Exercise directions: Return all lines from the entries below in which the word "subtitle" is present.

::::

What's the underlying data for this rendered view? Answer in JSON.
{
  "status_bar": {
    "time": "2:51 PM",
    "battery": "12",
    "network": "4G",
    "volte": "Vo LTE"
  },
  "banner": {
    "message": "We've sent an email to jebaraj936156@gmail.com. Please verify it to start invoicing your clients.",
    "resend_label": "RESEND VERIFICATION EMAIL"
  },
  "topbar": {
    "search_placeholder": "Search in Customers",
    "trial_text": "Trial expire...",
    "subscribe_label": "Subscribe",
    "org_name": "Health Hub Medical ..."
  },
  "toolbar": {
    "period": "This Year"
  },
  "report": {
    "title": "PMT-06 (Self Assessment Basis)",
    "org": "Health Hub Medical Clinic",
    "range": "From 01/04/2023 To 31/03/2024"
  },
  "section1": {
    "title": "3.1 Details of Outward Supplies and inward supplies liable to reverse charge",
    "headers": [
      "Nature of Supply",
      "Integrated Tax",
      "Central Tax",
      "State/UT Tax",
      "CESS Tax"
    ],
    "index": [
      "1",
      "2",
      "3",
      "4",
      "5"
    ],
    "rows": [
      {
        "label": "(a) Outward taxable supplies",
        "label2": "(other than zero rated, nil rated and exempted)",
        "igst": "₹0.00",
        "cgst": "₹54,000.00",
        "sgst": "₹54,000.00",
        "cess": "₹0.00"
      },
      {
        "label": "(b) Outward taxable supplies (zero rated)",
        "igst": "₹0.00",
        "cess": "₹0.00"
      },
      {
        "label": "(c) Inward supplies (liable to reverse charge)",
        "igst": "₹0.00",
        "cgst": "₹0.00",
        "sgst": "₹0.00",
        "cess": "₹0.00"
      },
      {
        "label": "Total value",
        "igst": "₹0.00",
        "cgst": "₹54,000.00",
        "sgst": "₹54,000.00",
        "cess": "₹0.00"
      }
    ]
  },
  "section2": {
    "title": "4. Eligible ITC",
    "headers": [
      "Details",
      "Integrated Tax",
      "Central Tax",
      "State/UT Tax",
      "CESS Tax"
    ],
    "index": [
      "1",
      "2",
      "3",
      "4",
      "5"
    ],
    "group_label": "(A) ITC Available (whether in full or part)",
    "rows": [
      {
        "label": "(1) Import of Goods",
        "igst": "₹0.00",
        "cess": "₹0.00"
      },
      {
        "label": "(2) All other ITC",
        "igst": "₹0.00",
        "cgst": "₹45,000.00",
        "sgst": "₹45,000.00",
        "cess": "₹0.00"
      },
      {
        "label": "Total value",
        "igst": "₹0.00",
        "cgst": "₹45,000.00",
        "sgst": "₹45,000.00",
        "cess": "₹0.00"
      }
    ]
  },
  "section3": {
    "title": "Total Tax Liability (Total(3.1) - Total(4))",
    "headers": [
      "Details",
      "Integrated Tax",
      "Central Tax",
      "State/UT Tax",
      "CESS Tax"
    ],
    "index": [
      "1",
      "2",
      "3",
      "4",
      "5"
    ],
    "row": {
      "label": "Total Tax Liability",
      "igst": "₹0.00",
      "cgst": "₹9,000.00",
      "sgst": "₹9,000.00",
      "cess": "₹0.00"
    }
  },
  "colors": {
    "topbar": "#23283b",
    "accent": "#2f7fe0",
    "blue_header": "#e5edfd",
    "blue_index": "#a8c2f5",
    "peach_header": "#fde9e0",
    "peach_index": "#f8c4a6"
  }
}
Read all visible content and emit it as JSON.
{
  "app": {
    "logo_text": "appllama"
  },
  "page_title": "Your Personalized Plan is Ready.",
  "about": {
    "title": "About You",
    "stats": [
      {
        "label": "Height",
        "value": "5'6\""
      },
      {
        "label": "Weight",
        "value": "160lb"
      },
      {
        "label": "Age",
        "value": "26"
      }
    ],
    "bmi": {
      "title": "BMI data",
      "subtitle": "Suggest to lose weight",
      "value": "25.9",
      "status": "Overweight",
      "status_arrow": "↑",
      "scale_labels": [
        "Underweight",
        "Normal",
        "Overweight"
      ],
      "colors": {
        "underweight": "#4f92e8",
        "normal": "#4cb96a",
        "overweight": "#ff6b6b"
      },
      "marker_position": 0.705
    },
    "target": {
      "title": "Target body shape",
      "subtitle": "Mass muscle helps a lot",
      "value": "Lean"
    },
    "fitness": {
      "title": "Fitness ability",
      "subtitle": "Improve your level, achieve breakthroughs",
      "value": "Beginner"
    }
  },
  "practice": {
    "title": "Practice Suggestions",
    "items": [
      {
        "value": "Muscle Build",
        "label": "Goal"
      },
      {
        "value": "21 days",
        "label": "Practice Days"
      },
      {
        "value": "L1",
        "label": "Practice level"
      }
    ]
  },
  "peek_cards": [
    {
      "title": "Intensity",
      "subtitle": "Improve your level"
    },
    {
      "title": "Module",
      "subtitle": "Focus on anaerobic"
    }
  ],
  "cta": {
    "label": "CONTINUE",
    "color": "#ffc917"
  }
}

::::

Response box:
      "subtitle": "Suggest to lose weight",
      "subtitle": "Mass muscle helps a lot",
      "subtitle": "Improve your level, achieve breakthroughs",
      "subtitle": "Improve your level"
      "subtitle": "Focus on anaerobic"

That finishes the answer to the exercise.